**TASK**: Among the entries below, find the lines with the word "username" and copy them.

Component data from apps and pages:
· · · · ·

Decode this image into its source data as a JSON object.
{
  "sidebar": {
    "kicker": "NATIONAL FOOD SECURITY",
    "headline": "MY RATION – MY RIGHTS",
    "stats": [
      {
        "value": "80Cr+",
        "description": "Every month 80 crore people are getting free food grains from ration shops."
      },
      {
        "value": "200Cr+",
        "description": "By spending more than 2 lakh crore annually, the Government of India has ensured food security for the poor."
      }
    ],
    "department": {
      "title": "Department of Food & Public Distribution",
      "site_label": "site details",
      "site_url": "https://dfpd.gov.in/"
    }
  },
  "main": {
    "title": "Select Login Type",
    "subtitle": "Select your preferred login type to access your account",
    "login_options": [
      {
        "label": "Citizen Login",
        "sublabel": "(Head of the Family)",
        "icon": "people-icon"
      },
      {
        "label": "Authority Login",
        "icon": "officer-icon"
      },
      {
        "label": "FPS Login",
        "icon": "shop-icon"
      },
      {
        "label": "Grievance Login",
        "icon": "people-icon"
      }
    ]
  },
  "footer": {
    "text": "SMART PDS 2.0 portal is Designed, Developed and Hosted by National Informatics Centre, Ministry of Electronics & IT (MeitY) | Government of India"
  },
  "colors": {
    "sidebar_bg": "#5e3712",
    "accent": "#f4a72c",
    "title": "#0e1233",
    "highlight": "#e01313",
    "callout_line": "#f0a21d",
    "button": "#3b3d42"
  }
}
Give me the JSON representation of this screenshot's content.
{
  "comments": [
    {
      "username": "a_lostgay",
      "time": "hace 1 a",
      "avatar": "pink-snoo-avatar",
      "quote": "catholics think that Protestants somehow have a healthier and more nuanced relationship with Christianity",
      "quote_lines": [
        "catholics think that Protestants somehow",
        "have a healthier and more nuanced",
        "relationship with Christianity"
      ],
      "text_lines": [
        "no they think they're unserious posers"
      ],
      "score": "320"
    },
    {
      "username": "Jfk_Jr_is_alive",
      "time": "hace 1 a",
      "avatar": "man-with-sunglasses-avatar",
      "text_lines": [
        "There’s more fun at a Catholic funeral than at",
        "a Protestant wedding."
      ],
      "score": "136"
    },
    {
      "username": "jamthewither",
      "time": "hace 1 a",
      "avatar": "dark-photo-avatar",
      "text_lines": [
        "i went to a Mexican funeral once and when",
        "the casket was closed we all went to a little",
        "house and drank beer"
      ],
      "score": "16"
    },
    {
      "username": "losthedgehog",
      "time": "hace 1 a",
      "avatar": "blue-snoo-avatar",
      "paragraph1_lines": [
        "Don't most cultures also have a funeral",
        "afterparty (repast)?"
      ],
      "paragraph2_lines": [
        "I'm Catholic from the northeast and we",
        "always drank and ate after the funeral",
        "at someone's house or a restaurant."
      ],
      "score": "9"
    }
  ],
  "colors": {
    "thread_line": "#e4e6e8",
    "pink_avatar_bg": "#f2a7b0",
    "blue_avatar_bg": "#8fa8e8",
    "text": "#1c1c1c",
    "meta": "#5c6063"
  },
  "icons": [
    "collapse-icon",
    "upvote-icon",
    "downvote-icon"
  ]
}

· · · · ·

**SOLUTION FOR THIS PROBLEM**:
      "username": "a_lostgay",
      "username": "Jfk_Jr_is_alive",
      "username": "jamthewither",
      "username": "losthedgehog",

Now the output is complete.